Although it was the largest black community in New York for only a brief time, Harlem has long served as the crucible of political action and the home territory for many of last century's African American politicians. Personal experience and scholarly analysis offer reflection on what gives Harlem the edge.
A Tremendous Force A. Philip Randolph (1889–1979), labor leader and journalist, remembers his friend Marcus Garvey, and marvels at the strength of Garvey's movement in the late 1910s and the 1920s.
Anything's Possible To Manning Marable, a Harlemite is a person with a degree of political and cultural sophistication, who ably navigates cultural difference. Adam Clayton Powell and Malcolm X were two good examples.

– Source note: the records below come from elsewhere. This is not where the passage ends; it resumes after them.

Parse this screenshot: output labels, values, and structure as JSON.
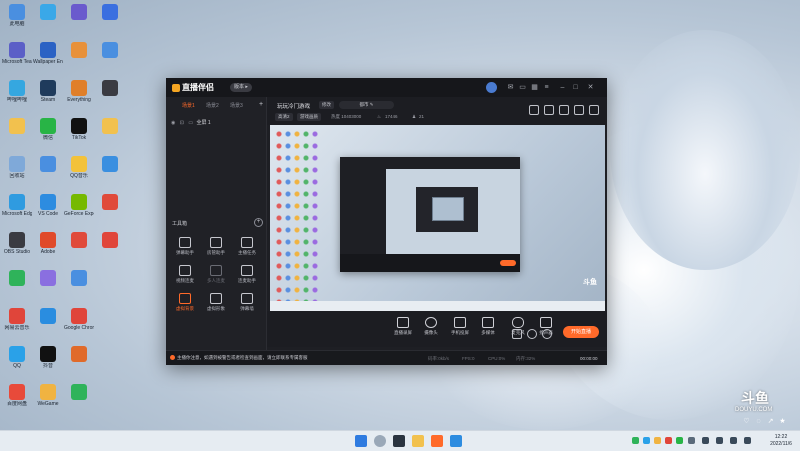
{
  "desktop": {
    "icons": [
      {
        "label": "此电脑",
        "color": "#4a8fe0"
      },
      {
        "label": "Microsoft Teams",
        "color": "#5b5fc7"
      },
      {
        "label": "哔哩哔哩",
        "color": "#35a7e0"
      },
      {
        "label": "",
        "color": "#f2c14e"
      },
      {
        "label": "回收站",
        "color": "#7fa9d9"
      },
      {
        "label": "Microsoft Edge",
        "color": "#2f9be0"
      },
      {
        "label": "OBS Studio",
        "color": "#3a3b42"
      },
      {
        "label": "",
        "color": "#2fb35a"
      },
      {
        "label": "网易云音乐",
        "color": "#e0453a"
      },
      {
        "label": "QQ",
        "color": "#2aa1e8"
      },
      {
        "label": "百度网盘",
        "color": "#e84a3a"
      },
      {
        "label": "",
        "color": "#3aa8e8"
      },
      {
        "label": "Wallpaper Engine",
        "color": "#2b62c4"
      },
      {
        "label": "Steam",
        "color": "#1f3b5c"
      },
      {
        "label": "微信",
        "color": "#28b446"
      },
      {
        "label": "",
        "color": "#4a8fe0"
      },
      {
        "label": "VS Code",
        "color": "#2d8ce0"
      },
      {
        "label": "Adobe",
        "color": "#e04a2a"
      },
      {
        "label": "",
        "color": "#8a6fe0"
      },
      {
        "label": "",
        "color": "#2a8de0"
      },
      {
        "label": "抖音",
        "color": "#111111"
      },
      {
        "label": "WeGame",
        "color": "#f0b341"
      },
      {
        "label": "",
        "color": "#6a5acd"
      },
      {
        "label": "",
        "color": "#e8913a"
      },
      {
        "label": "Everything",
        "color": "#e07f2a"
      },
      {
        "label": "TikTok",
        "color": "#111111"
      },
      {
        "label": "QQ音乐",
        "color": "#f3c23a"
      },
      {
        "label": "GeForce Experience",
        "color": "#76b900"
      },
      {
        "label": "",
        "color": "#e04a3a"
      },
      {
        "label": "",
        "color": "#4a8fe0"
      },
      {
        "label": "Google Chrome",
        "color": "#e0453a"
      },
      {
        "label": "",
        "color": "#e06a2a"
      },
      {
        "label": "",
        "color": "#2fb35a"
      },
      {
        "label": "",
        "color": "#3a6fe0"
      },
      {
        "label": "",
        "color": "#4a8fe0"
      },
      {
        "label": "",
        "color": "#3a3b42"
      },
      {
        "label": "",
        "color": "#f2c14e"
      },
      {
        "label": "",
        "color": "#3a8fe0"
      },
      {
        "label": "",
        "color": "#e04a3a"
      },
      {
        "label": "",
        "color": "#e0453a"
      }
    ]
  },
  "app": {
    "name": "直播伴侣",
    "version_btn": "版本 ▸",
    "scene_tabs": [
      "场景1",
      "场景2",
      "场景3"
    ],
    "scene_item": "全屏 1",
    "tools_heading": "工具箱",
    "tools": [
      {
        "label": "弹幕助手",
        "state": "normal"
      },
      {
        "label": "房管助手",
        "state": "normal"
      },
      {
        "label": "主播任务",
        "state": "normal"
      },
      {
        "label": "视频连麦",
        "state": "normal"
      },
      {
        "label": "多人连麦",
        "state": "dim"
      },
      {
        "label": "连麦助手",
        "state": "normal"
      },
      {
        "label": "虚拟背景",
        "state": "active"
      },
      {
        "label": "虚拟形象",
        "state": "normal"
      },
      {
        "label": "弹幕墙",
        "state": "normal"
      }
    ],
    "room_title": "玩玩冷门游戏",
    "edit_label": "修改",
    "anchor_label": "都市 ✎",
    "badges": [
      "高清2",
      "游戏画质"
    ],
    "stat_viewers": "热度 10403000",
    "stat_fans": "17446",
    "stat_other": "21",
    "controls": [
      "直播录屏",
      "摄像头",
      "手机投屏",
      "多媒体",
      "麦克风",
      "扬声器"
    ],
    "start_label": "开始直播",
    "notice": "主播你注意，如遇到被警告或者检查到画面，请立即联系专属客服",
    "status_items": [
      "码率:0kb/s",
      "FPS:0",
      "CPU:0%",
      "内存:32%"
    ],
    "timer": "00:00:00"
  },
  "watermark": {
    "logo": "斗鱼",
    "sub": "DOUYU.COM"
  },
  "taskbar": {
    "clock_time": "12:22",
    "clock_date": "2022/11/6"
  }
}
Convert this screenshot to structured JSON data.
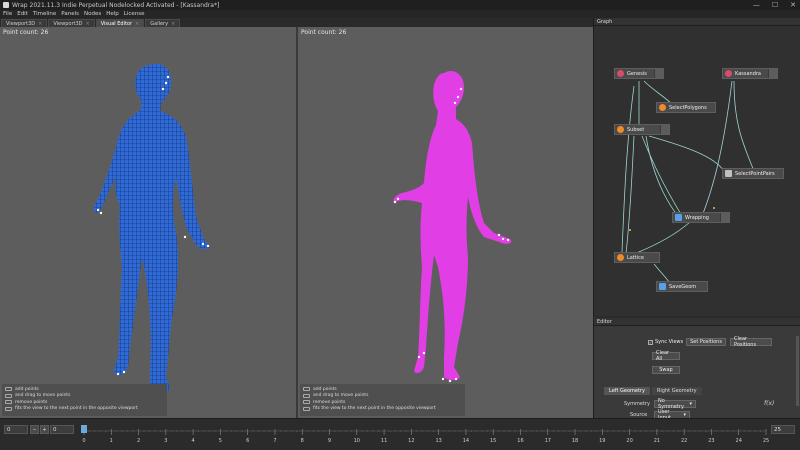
{
  "window": {
    "title": "Wrap 2021.11.3  Indie Perpetual Nodelocked Activated - [Kassandra*]",
    "controls": [
      "—",
      "☐",
      "✕"
    ]
  },
  "menu": [
    "File",
    "Edit",
    "Timeline",
    "Panels",
    "Nodes",
    "Help",
    "License"
  ],
  "tabs": [
    {
      "label": "Viewport3D",
      "active": false
    },
    {
      "label": "Viewport3D",
      "active": false
    },
    {
      "label": "Visual Editor",
      "active": true
    },
    {
      "label": "Gallery",
      "active": false
    }
  ],
  "viewport_left": {
    "point_count": "Point count: 26",
    "mesh_color": "#2f6ad8",
    "hints": [
      "add points",
      "and drag to move points",
      "remove points",
      "fits the view to the next point in the opposite viewport"
    ]
  },
  "viewport_right": {
    "point_count": "Point count: 26",
    "mesh_color": "#e23ee6",
    "hints": [
      "add points",
      "and drag to move points",
      "remove points",
      "fits the view to the next point in the opposite viewport"
    ]
  },
  "graph": {
    "title": "Graph",
    "nodes": [
      {
        "id": "genesis",
        "label": "Genesis",
        "icon_color": "#d94b6e"
      },
      {
        "id": "kassandra",
        "label": "Kassandra",
        "icon_color": "#d94b6e"
      },
      {
        "id": "selectpolygons",
        "label": "SelectPolygons",
        "icon_color": "#f08a2a"
      },
      {
        "id": "subset",
        "label": "Subset",
        "icon_color": "#f08a2a"
      },
      {
        "id": "selectpointpairs",
        "label": "SelectPointPairs",
        "icon_color": "#c0c0c0"
      },
      {
        "id": "wrapping",
        "label": "Wrapping",
        "icon_color": "#5aa0e6"
      },
      {
        "id": "lattice",
        "label": "Lattice",
        "icon_color": "#f08a2a"
      },
      {
        "id": "savegeom",
        "label": "SaveGeom",
        "icon_color": "#5aa0e6"
      }
    ]
  },
  "editor": {
    "title": "Editor",
    "sync_views_label": "Sync Views",
    "sync_views_checked": true,
    "set_positions": "Set Positions",
    "clear_positions": "Clear Positions",
    "clear_all": "Clear All",
    "swap": "Swap",
    "tabs": [
      {
        "label": "Left Geometry",
        "active": true
      },
      {
        "label": "Right Geometry",
        "active": false
      }
    ],
    "symmetry_label": "Symmetry",
    "symmetry_value": "No Symmetry",
    "source_label": "Source",
    "source_value": "User Input",
    "fx_icon": "f(x)"
  },
  "timeline": {
    "start": "0",
    "current": "0",
    "end": "25",
    "ticks": [
      "0",
      "1",
      "2",
      "3",
      "4",
      "5",
      "6",
      "7",
      "8",
      "9",
      "10",
      "11",
      "12",
      "13",
      "14",
      "15",
      "16",
      "17",
      "18",
      "19",
      "20",
      "21",
      "22",
      "23",
      "24",
      "25"
    ]
  }
}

The Fox's Disciple When David Dinkins reflects on his own career, he remains filled with admiration for the other Harlem politicians with whom he traveled.
Adam's Friends and Foes Bayard Rustin (1912–87), political organizer and national civil-rights activist, recalls Harlem congressman Adam Clayton Powell Jr., without much fondness.